‘The right rug will make a living room, the heart of the home, feel truly warm and welcoming,' says Jodie. 'Oftentimes a rug is treated as an afterthought, but we advise choosing the style, size, and color at the same time that you source furniture and accessories to ensure harmony in the overall décor.’ Sally adds that while color is a personal preference, a lighter, neutral palette will feel more open and airy. 'Add depth and interest with a rich, textural weave to make the interior sing without overpowering other design elements,’ she adds. 

As well as color, interior designer Naomi Astley Clarke has a few words of advice on the material. 'To make the living room look and feel more spacious, choose a large velvet pile in a plain, light, or neutral color, as this will instantly brighten up the space,' she says. Bonnie Sutton, founder of Knots Rugs adds that 'long, linear patterns on the rug can also help give the feeling of elongating the room’.

Ready to make your small living room seem larger? Apply these simple tricks to your rug today and I'm sure you'll instantly notice the difference! 

Raluca Racasan
News writer
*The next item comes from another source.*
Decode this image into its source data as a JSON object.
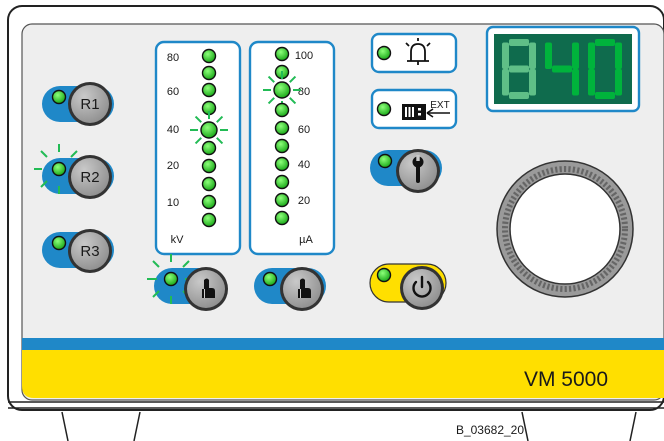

Raluca is Digital News Writer for Livingetc.com and passionate about all things interior and living beautifully. Coming from a background writing and styling shoots for fashion magazines such as Marie Claire Raluca’s love for design started at a very young age when her family’s favourite weekend activity was moving the furniture around the house ‘for fun’. Always happiest in creative environments in her spare time she loves designing mindful spaces and doing colour consultations. She finds the best inspiration in art, nature, and the way we live, and thinks that a home should serve our mental and emotional wellbeing as well as our lifestyle.